Safari__Dubai also keeps lions, which we can also match to celebrities’ social media posts. Though lacking stripes, lions can be identified based on their whisker spots. Throughout a lion’s lifetime, the unique pattern and relation of these spots to each other remains the same. Using a method outlined by Living With Lions, we can check if any celebrities might have used animals from Safari__Dubai and MBE.777 without tagging them.
For example, in April 2020 the Dutch soccer star Memphis Depay received criticism for posing with a lion cub on social media and in his music video Dubai Freestyle. On social media posts, Depay wrote that he posed with a liger — the offspring of a male lion and a female tiger.
We can compare the cub which appears in this music video to a young lion recorded by Safari__Dubai in July 2020:
Considering the similarities (as well as the spot on the nose and the eye colour), this comparison suggests that it is very likely to be the same lion — and that Depay may have rented the animal from Safari_Dubai.
According to the Dutch website Voetbal Primeur, Memphis Depay responded in Instagram comments that he had been able to borrow the cub from a “private zoo”, seemingly unaware of where these cubs and lions have previously been kept.
Taming the Wildlife Trade
Celebrities and wealthy individuals are posing with tiger and lion cubs, and tag MBE.777 and Safari__Dubai in their posts. MBE.777 has been keeping cubs in his 40-storey high apartment, and appears to be selling or leasing them out online.
Safari__Dubai is using his business to openly keep and raise animals. It is plausible to assume that he does this legally, and at least one of his tigers has ended up in a private zoo.
What raises more questions, however, is his appearance in online advertisements selling exotic animals.
Furthermore, his presence in the background of several photos suggests that Safari__Dubai is working together with MBE.777. The two men have also handled the same cubs.
The use of social media platforms to trade in exotic animals, and the dangers of ‘cub-petting’ industries, are well-documented. But the direct link of celebrities and influencers to these practices is not. By posing with lion and tiger cubs and tagging these accounts, celebrities advertise a network engaged in the online trade in exotic animals to millions of followers. Some of these animals are brought out for photo shoots several times a month when still young, and end up being kept as a pet in private homes.
Apart from potential legal issues and the well-being of the animals themselves, the trade in exotic animals puts already threatened wildlife populations at risk of poaching. Even when bred in captivity, experts warn, the use of such animals as status items fuels the trade.
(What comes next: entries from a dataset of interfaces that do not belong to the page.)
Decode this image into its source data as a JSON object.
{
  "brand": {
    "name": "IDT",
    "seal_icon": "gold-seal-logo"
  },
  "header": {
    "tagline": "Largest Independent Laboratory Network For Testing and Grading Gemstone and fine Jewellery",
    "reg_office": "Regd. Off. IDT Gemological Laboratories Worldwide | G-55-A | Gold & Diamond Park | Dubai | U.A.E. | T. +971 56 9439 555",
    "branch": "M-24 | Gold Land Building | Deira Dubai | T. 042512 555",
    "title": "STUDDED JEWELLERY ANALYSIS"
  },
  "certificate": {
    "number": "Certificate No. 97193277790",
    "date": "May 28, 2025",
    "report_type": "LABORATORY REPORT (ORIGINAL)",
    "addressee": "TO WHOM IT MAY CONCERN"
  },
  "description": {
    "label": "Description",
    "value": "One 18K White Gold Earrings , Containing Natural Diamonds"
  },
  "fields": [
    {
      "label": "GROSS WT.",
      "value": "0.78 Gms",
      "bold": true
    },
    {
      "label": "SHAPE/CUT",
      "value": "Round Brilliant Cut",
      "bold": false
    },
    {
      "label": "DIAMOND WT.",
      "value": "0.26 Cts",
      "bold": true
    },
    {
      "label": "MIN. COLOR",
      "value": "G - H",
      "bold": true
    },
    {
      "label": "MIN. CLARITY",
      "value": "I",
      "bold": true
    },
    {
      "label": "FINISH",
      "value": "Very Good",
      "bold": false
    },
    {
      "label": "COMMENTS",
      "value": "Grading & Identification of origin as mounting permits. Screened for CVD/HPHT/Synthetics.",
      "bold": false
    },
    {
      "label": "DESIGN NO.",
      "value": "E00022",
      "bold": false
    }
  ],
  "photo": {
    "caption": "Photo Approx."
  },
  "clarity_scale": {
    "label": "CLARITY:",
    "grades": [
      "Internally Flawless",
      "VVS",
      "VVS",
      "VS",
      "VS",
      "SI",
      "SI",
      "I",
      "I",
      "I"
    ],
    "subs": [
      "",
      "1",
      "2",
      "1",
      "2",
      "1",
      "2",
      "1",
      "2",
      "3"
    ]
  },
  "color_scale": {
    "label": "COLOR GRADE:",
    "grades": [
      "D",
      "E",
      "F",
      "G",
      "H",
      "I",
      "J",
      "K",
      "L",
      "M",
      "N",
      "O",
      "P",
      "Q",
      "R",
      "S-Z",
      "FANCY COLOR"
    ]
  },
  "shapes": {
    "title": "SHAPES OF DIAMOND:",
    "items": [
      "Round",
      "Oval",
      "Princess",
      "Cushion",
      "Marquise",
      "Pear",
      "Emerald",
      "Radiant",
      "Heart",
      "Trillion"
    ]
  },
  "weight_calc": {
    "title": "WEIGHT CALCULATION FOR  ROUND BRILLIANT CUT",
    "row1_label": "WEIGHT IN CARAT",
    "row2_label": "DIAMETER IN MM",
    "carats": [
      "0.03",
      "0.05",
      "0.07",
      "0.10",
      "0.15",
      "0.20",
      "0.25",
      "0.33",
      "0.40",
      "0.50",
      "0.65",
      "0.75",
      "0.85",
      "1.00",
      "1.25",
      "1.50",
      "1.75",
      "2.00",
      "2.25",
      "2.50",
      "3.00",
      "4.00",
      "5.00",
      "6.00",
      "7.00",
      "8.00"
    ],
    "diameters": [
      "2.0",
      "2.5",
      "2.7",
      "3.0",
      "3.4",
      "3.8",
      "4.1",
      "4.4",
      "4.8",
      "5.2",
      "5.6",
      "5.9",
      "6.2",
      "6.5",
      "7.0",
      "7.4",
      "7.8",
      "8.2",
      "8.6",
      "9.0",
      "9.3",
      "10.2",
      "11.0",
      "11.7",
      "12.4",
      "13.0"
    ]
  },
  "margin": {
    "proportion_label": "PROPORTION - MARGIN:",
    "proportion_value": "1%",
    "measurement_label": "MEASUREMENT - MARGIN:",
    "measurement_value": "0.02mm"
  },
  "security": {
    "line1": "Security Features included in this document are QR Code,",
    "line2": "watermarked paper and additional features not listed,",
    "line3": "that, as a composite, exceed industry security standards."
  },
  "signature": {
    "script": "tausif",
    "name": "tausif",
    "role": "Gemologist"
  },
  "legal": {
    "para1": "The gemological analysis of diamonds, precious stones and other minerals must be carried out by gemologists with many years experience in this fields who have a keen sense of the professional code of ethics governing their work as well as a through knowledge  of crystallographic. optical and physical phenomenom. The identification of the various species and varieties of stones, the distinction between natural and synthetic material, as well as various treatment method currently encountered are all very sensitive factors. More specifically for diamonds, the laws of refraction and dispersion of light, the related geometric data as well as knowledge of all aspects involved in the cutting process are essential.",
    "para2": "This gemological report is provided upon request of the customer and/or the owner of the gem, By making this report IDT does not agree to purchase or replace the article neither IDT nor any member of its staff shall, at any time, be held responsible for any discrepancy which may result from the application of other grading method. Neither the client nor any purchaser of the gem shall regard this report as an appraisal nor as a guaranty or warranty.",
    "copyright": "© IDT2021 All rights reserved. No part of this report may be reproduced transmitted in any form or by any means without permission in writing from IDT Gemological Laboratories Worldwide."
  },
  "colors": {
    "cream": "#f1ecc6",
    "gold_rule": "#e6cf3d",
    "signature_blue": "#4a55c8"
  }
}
By pointing out the connections between Instagram photoshoots and this trade, fans and followers may make such posts less attractive, and help protect threatened wildlife populations.
“Our team has recognised a change in behaviour online; more people are calling out exotic pet owners and more are aware of the negative impacts of owning a dangerous animal, to the individual keeping it, the community around it and the wild where the animal comes from”, explained Elsayed Mohamed, Regional Director for the Middle East and North Africa for the International Fund for Animal Welfare (IFAW). In an emailed statement to Bellingcat, Mohamed praised the UAE for adopting strong legislation on animal welfare in recent years.
Bellingcat asked MBE.777 and Safari__Dubai whether they were aware of the 2017 law, whether they were selling the animals shown in their images and their origin. Neither responded to our requests for comment.
In January 2021, MBE.777 changed his Instagram handle to _79797_ and deleted several followers. Shortly after our request for comment, MBE.777 also removed the last of his pictures on Instagram. Safari__Dubai blocked us on multiple channels.
Thanks to Sjef van Gaalen and Johanna Wild. Special thanks to participants of the Bellingcat bootcamp, who worked on part of this research as case study, IMPAKT, Residenties in Utrecht, Journallab and the Fontys Hogeschool voor Journalistiek